What are future plans for the site?
“There are 12 acres of dune and swale that has been a part of our land acquisition prioritization document that we update and approve every couple of years at the board level. It’s one of our number one priorities and we’re pretty close to seeing that property through to ownership. Hopefully in the next month. And continuing to restore and manage the property. We’re in the process of getting a US Army Corp of Engineers Great Lakes Restoration Initiative project to take place at the site. That will really allow us to do more extensive canopy opening and invasive species and understory removal and planting of native plants to improve the ecology in places were it’s degraded.”
How can these natural areas help cities?

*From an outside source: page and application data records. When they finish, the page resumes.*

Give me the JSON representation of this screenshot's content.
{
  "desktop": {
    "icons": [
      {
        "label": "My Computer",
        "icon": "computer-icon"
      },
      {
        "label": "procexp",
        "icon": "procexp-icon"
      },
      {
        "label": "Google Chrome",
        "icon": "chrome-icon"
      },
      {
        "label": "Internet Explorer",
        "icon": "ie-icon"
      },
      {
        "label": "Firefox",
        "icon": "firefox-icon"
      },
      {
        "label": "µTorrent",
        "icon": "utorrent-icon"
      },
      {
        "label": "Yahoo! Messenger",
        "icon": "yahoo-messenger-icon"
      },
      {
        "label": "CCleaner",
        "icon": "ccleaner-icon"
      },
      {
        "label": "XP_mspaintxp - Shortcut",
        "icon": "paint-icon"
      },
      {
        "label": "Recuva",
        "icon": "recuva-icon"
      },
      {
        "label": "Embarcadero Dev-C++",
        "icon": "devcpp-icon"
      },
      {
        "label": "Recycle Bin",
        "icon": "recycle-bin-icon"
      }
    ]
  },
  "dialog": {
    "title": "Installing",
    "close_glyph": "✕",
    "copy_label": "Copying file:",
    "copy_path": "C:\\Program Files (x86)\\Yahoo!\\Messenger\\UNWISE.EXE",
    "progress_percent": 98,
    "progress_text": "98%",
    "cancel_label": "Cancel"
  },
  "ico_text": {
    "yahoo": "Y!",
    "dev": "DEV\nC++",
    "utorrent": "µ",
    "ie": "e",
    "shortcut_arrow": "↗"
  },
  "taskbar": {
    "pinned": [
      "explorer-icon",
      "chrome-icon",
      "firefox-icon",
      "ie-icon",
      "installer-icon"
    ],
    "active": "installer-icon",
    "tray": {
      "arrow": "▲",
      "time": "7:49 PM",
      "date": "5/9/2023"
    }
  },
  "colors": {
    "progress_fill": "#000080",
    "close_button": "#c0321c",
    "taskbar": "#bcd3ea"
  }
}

“It’s a great question. I think that Gary is very fortunate to have such ecologically significant resources. When you look at the dozens of municipalities in Northwest Indiana Gary has some of the most pristine natural land in this region. And in those properties that are protected are really a good resources for storm water management. It acts as a filter for stormwater runoff so instead of the city needing to maintain runoff, a place like Ivanhoe South serves that purpose in a natural way. It’s also acting as filter so that the water that works its way thru the system, and the hydrology of the system, is cleaner when it comes out than what it would be if it were just sitting in a retention basin. There’s a lot of other benefits to stormwater as it relates to natural areas, the reduction of flooding for example. It has positive implications there as well. I think the city is well aware of what the value is of places like Ivanhoe South and the trick is how do we articulate that to the broader community. Not just in Gary but any community where someone might not have an ecology background or understand the value of a wetland and how a wetland functions to benefit them. Things that we all need, better water quality, air quality, whatever it is that relates to the environment.”